Stored records
........
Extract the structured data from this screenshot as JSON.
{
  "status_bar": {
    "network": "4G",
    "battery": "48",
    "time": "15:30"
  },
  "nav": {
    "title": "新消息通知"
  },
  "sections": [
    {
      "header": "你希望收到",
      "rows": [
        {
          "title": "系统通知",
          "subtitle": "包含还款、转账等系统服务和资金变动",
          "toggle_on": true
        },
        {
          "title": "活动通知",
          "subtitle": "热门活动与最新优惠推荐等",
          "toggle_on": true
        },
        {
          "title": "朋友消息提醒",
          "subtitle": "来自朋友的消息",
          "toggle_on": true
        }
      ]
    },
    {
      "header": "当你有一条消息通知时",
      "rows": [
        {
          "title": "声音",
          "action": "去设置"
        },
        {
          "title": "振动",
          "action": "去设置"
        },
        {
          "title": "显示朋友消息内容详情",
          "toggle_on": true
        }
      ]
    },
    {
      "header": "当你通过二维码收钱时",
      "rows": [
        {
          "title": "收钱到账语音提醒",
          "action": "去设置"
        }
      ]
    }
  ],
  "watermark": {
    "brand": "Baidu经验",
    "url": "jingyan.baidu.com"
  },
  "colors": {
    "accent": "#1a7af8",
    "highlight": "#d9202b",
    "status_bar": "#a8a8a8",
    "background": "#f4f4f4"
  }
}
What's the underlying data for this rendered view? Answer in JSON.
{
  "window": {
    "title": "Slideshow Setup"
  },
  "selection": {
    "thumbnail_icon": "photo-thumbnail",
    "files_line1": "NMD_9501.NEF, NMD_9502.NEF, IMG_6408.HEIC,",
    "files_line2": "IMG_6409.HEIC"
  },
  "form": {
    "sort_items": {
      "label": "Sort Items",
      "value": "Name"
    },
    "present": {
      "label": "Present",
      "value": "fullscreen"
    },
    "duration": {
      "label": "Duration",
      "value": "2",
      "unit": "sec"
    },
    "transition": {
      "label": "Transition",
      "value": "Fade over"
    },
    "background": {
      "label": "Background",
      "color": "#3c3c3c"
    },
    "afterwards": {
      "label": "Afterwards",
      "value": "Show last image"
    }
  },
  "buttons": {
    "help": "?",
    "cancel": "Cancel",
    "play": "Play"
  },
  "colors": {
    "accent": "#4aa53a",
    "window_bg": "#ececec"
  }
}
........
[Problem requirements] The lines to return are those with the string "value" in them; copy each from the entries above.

[Response for this exercise]
      "value": "Name"
      "value": "fullscreen"
      "value": "2",
      "value": "Fade over"
      "value": "Show last image"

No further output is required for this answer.